DL: What is your favorite part about your job?

KK: I have been really touched by the deep connections that people have with the Symphony, and have enjoyed learning about longtime donors’ history with the organization from working in the philanthropy team. Because the Symphony was founded in 1932, many donors have grown up going to the Symphony, or remember seeing it as a student. One woman who is a donor mentioned in a note recently that her and her husband’s first date was to a North Carolina Symphony concert. I find those sorts of life-long connections really meaningful and motivating.

DL: What do you think Wake could have done better to prepare students for life after graduation?

KK: This might be a bit tangential, but honestly I think allowing students to live off campus more would be very helpful in preparing students for life after graduation. My scholarship came with the caveat that I could not live off campus at all, and of course all students had to live on campus for three years. I think that this leads to a bubble-like environment, which does hinder students from making more strides towards “adult” life.

DL: What attracted you to Raleigh, and what’s kept you there?

KK: I moved to Raleigh to be with my now fiance, who was finishing up his undergraduate degree at NC State. We’ve stayed because we’ve built a life here - we have great friends, are happy with our careers, and are regularly rock climb at the gym nearby. I’m also happy to stay because there are lots of fun things to do in the Triangle, between performances, restaurants, special events, parks, etc. I feel like I have plenty more exploring to do. In fact, I got a bike this past winter that I’m looking forward to taking further and further - and also commuting on regularly. I found a dance class I love too, which is key.

DL: What's the best kernel of advice you can think to pass on to current students and recent alums?

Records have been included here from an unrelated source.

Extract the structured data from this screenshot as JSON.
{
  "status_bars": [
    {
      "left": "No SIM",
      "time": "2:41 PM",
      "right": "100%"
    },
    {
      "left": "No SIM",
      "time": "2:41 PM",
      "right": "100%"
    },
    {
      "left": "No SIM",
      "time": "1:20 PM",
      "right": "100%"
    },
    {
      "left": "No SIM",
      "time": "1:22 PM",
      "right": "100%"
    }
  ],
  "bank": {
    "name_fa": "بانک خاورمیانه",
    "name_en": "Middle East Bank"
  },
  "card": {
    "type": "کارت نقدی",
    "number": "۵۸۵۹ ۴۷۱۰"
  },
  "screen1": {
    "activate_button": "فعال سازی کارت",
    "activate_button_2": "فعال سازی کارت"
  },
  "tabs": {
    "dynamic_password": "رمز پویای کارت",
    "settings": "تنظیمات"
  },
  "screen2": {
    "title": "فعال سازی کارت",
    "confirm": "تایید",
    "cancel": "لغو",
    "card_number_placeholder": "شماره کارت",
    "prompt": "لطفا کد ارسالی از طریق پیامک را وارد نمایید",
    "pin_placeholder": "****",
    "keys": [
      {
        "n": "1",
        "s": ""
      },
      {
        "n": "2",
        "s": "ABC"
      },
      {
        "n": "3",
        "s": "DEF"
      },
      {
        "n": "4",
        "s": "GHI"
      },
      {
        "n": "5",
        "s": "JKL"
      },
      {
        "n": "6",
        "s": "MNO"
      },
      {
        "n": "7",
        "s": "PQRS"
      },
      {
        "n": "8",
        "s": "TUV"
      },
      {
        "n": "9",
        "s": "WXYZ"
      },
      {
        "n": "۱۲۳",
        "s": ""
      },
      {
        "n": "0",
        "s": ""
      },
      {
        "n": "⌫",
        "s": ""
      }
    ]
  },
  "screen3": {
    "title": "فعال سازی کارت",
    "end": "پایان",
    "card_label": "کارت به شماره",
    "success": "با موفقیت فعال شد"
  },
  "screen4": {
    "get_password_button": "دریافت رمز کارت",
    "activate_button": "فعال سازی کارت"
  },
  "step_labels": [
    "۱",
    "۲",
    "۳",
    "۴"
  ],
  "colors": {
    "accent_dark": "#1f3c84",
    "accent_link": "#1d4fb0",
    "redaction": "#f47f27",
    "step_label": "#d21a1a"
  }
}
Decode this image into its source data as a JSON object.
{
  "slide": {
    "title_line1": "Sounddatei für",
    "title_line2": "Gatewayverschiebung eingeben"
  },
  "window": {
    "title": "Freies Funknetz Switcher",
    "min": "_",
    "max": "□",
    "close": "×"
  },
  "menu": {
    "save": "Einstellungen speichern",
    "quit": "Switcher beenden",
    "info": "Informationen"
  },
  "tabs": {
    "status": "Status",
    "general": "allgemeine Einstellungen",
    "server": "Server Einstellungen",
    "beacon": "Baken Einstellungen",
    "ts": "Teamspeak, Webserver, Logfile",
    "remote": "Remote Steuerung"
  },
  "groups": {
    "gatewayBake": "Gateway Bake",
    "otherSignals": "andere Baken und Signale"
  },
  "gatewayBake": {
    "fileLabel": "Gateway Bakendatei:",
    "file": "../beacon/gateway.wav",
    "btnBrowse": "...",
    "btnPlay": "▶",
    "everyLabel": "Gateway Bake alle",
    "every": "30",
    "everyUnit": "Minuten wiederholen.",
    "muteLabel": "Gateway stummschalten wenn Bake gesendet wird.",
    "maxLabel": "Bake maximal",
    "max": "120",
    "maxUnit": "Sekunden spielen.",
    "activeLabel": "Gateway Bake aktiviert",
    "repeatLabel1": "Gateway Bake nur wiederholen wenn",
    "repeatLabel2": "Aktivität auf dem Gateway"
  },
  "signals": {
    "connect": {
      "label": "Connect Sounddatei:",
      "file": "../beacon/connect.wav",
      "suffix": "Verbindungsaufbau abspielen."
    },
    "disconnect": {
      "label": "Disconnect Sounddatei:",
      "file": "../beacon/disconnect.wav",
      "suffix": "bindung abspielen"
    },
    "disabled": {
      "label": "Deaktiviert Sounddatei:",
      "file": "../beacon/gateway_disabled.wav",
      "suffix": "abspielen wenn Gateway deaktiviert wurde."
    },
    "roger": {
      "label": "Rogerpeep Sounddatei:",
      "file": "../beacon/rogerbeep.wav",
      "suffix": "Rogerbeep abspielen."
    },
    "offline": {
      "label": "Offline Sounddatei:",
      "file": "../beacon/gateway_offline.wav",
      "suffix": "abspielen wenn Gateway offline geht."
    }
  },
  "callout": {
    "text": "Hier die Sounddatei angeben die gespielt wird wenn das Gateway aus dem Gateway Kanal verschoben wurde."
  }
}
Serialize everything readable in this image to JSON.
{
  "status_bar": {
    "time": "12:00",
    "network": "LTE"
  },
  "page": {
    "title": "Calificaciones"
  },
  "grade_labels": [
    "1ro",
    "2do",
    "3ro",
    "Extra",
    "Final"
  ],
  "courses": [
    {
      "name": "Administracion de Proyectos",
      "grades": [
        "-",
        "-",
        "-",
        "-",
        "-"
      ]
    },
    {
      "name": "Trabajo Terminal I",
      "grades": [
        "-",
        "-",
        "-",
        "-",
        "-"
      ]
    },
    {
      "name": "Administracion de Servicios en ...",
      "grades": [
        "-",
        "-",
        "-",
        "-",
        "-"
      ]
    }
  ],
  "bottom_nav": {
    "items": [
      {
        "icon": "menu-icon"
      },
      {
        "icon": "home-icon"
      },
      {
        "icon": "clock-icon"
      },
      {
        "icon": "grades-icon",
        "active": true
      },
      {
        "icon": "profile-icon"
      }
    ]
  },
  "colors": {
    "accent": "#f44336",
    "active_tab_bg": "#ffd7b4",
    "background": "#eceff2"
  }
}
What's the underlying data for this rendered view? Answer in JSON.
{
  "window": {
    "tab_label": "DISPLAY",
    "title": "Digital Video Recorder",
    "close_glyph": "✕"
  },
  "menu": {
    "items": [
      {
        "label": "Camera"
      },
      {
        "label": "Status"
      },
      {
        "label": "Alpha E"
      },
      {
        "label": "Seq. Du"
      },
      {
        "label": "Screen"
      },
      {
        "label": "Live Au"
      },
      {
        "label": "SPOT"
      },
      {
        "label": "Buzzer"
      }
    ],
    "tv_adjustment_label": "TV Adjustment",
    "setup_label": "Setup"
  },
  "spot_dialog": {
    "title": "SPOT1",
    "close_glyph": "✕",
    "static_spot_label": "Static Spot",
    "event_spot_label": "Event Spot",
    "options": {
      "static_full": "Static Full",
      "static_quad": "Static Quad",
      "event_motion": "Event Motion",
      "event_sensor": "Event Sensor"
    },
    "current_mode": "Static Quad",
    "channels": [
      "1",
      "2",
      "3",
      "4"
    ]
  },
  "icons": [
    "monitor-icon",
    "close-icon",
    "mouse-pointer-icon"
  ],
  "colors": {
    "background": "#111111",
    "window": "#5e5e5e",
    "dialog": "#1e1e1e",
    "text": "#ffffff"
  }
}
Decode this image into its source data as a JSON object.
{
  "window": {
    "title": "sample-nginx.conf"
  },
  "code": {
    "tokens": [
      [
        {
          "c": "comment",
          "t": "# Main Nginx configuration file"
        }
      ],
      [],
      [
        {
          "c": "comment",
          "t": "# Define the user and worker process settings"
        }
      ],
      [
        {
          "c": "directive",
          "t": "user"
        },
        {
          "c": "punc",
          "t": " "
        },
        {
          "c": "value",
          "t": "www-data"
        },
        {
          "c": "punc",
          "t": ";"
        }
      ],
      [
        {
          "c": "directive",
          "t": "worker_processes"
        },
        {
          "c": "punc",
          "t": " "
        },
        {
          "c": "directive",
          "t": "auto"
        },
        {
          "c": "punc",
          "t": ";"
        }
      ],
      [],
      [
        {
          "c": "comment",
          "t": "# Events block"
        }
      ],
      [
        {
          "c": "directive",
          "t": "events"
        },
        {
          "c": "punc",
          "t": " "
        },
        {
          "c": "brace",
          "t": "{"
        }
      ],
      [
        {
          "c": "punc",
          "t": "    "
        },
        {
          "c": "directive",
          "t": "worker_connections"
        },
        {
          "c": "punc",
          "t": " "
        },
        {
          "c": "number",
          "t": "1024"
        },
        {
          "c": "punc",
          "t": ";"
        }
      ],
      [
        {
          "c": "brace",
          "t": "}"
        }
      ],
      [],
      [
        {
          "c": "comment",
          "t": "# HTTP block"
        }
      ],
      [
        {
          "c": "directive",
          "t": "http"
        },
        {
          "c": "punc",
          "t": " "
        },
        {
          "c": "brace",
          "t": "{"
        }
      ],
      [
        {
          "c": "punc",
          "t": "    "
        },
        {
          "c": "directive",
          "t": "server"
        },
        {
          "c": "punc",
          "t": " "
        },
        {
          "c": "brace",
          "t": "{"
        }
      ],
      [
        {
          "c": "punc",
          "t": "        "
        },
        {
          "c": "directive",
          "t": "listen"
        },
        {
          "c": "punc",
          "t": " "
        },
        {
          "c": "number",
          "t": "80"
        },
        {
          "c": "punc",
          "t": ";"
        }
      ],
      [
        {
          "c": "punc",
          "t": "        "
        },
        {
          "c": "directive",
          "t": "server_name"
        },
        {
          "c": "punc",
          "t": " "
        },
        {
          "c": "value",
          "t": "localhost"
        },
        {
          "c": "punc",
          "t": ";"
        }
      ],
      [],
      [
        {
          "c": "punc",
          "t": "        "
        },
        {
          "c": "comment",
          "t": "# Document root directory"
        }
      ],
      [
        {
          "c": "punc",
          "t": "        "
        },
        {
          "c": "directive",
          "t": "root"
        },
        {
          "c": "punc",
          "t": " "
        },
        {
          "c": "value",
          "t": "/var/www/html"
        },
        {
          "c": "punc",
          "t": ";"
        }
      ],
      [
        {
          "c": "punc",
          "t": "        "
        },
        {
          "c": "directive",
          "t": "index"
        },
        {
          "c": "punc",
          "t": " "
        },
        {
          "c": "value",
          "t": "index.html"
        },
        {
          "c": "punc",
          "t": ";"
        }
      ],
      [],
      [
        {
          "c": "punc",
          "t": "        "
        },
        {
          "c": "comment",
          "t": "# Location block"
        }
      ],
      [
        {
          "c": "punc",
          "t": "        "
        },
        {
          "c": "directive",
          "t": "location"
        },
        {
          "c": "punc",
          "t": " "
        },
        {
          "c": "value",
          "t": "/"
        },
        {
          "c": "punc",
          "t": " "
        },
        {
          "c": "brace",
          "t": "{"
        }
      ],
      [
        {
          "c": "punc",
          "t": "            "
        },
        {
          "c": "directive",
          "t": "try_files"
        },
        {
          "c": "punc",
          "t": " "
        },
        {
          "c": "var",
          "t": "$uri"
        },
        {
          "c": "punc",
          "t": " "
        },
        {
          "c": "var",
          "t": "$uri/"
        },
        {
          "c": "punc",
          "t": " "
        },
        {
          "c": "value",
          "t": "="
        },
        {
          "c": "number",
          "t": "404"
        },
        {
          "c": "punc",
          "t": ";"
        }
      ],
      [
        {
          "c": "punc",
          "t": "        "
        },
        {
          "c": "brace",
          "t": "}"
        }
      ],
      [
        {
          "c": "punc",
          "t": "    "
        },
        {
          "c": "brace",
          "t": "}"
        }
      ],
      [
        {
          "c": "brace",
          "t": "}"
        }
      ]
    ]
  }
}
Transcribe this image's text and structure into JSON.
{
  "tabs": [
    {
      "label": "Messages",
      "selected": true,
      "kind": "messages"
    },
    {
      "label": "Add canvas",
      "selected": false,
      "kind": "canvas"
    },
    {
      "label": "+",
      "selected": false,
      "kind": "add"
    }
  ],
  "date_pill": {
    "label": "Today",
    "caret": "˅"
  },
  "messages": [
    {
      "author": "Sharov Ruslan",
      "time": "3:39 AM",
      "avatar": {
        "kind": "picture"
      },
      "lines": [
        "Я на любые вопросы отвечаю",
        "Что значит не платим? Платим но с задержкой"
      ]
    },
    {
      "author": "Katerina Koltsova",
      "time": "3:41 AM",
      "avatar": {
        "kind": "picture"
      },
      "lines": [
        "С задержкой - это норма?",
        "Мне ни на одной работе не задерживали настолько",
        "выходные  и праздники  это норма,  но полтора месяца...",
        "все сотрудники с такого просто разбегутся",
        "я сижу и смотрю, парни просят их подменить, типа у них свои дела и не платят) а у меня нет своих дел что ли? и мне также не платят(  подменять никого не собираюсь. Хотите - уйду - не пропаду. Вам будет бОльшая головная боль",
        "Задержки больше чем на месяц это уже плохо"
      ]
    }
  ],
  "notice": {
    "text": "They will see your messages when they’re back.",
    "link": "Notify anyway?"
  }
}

KK: Take the time to find things you enjoy doing professionally and personally - and if somethings not working for you, cut it out, and start looking for new opportunities if needed. And just breathe - the less stressed you are, the better you’ll feel, and the better work you’ll do (in your profession, and in anything else you want to pursue.)